§ Action item: In the listing that follows, how many lines include the word "JSON"? Only the number is wanted.

§ Provided data:

=== Section Start ===

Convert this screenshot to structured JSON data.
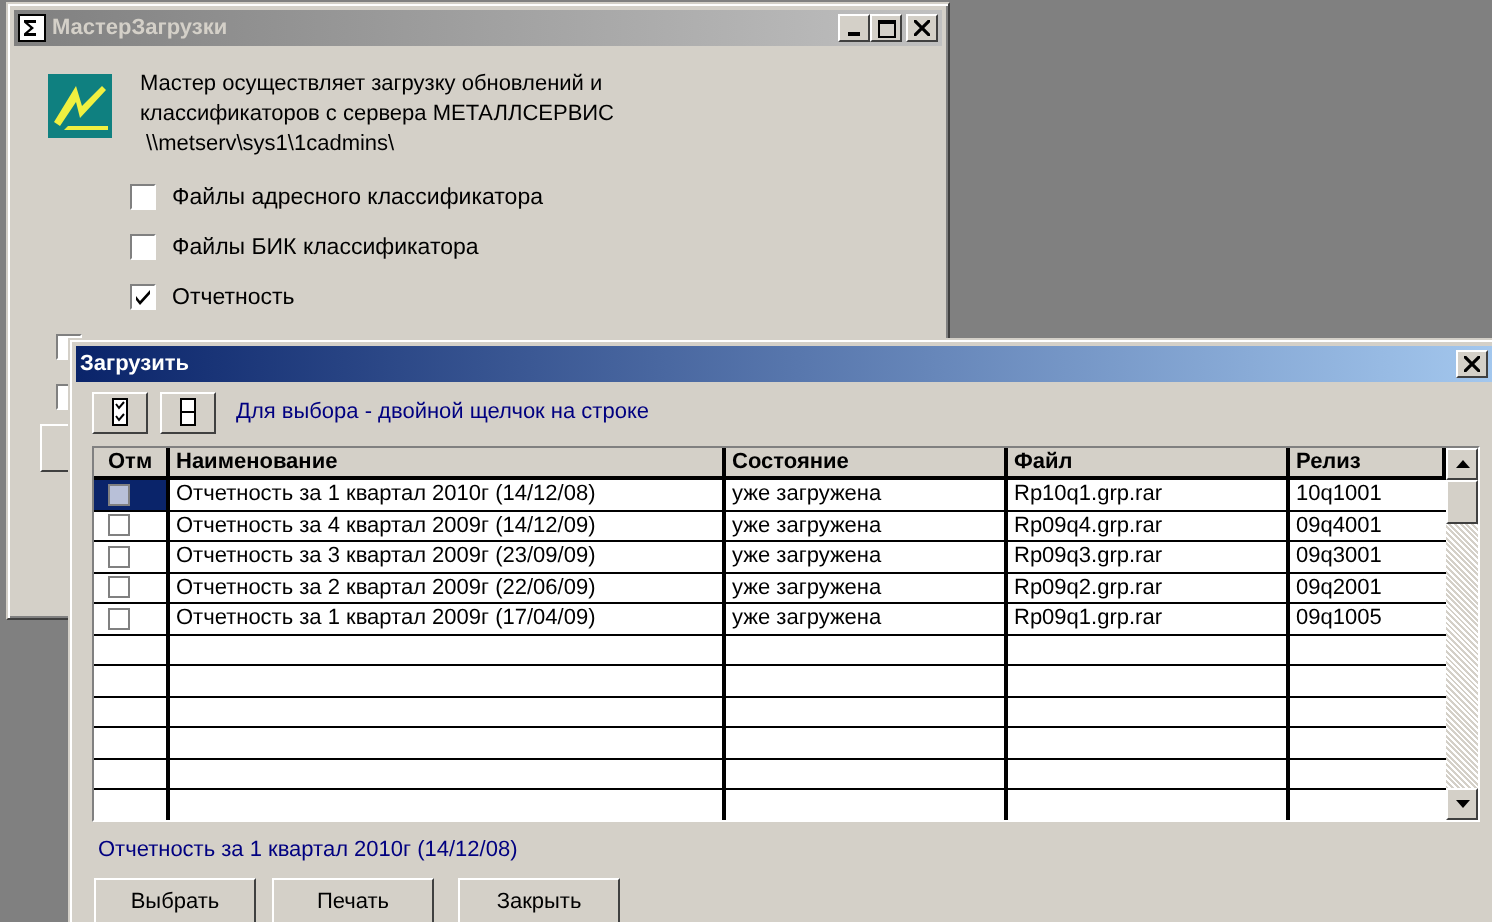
{
  "main_window": {
    "title": "МастерЗагрузки",
    "description": [
      "Мастер осуществляет загрузку  обновлений и",
      "классификаторов с сервера МЕТАЛЛСЕРВИС",
      "\\\\metserv\\sys1\\1cadmins\\"
    ],
    "options": [
      {
        "label": "Файлы адресного классификатора",
        "checked": false
      },
      {
        "label": "Файлы БИК классификатора",
        "checked": false
      },
      {
        "label": "Отчетность",
        "checked": true
      }
    ],
    "covered_options": [
      {
        "checked": false
      },
      {
        "checked": false
      }
    ]
  },
  "dialog": {
    "title": "Загрузить",
    "hint": "Для выбора - двойной щелчок на строке",
    "columns": [
      "Отм",
      "Наименование",
      "Состояние",
      "Файл",
      "Релиз"
    ],
    "rows": [
      {
        "checked": false,
        "selected": true,
        "name": "Отчетность за 1 квартал 2010г (14/12/08)",
        "state": "уже загружена",
        "file": "Rp10q1.grp.rar",
        "release": "10q1001"
      },
      {
        "checked": false,
        "selected": false,
        "name": "Отчетность за 4 квартал 2009г (14/12/09)",
        "state": "уже загружена",
        "file": "Rp09q4.grp.rar",
        "release": "09q4001"
      },
      {
        "checked": false,
        "selected": false,
        "name": "Отчетность за 3 квартал 2009г (23/09/09)",
        "state": "уже загружена",
        "file": "Rp09q3.grp.rar",
        "release": "09q3001"
      },
      {
        "checked": false,
        "selected": false,
        "name": "Отчетность за 2 квартал 2009г (22/06/09)",
        "state": "уже загружена",
        "file": "Rp09q2.grp.rar",
        "release": "09q2001"
      },
      {
        "checked": false,
        "selected": false,
        "name": "Отчетность за 1 квартал 2009г (17/04/09)",
        "state": "уже загружена",
        "file": "Rp09q1.grp.rar",
        "release": "09q1005"
      }
    ],
    "status": "Отчетность за 1 квартал 2010г (14/12/08)",
    "buttons": [
      "Выбрать",
      "Печать",
      "Закрыть"
    ]
  }
}
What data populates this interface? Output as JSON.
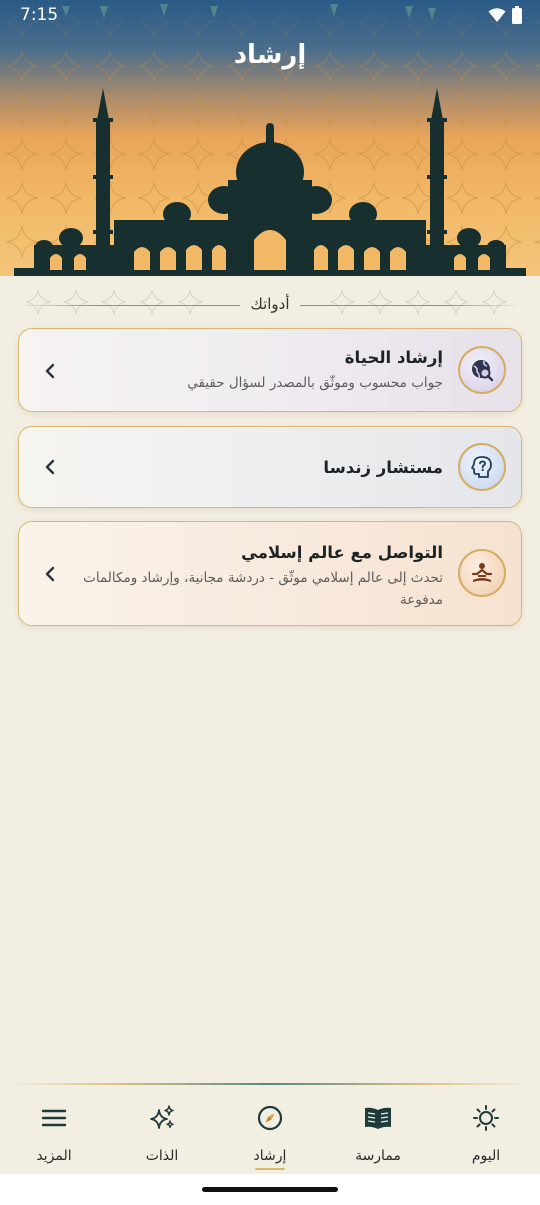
{
  "status_bar": {
    "time": "7:15"
  },
  "header": {
    "title": "إرشاد"
  },
  "section": {
    "label": "أدواتك"
  },
  "cards": [
    {
      "title": "إرشاد الحياة",
      "description": "جواب محسوب وموثّق بالمصدر لسؤال حقيقي",
      "icon": "globe-search-icon"
    },
    {
      "title": "مستشار زندسا",
      "description": "",
      "icon": "head-question-icon"
    },
    {
      "title": "التواصل مع عالم إسلامي",
      "description": "تحدث إلى عالم إسلامي موثّق - دردشة مجانية، وإرشاد ومكالمات مدفوعة",
      "icon": "meditating-person-icon"
    }
  ],
  "bottom_nav": {
    "items": [
      {
        "label": "اليوم",
        "icon": "sun-icon",
        "active": false
      },
      {
        "label": "ممارسة",
        "icon": "book-icon",
        "active": false
      },
      {
        "label": "إرشاد",
        "icon": "compass-icon",
        "active": true
      },
      {
        "label": "الذات",
        "icon": "sparkles-icon",
        "active": false
      },
      {
        "label": "المزيد",
        "icon": "menu-icon",
        "active": false
      }
    ]
  },
  "colors": {
    "accent_gold": "#d7b870",
    "teal": "#1f3a3a",
    "background": "#f3eee2"
  }
}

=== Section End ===

§ Answer box: 2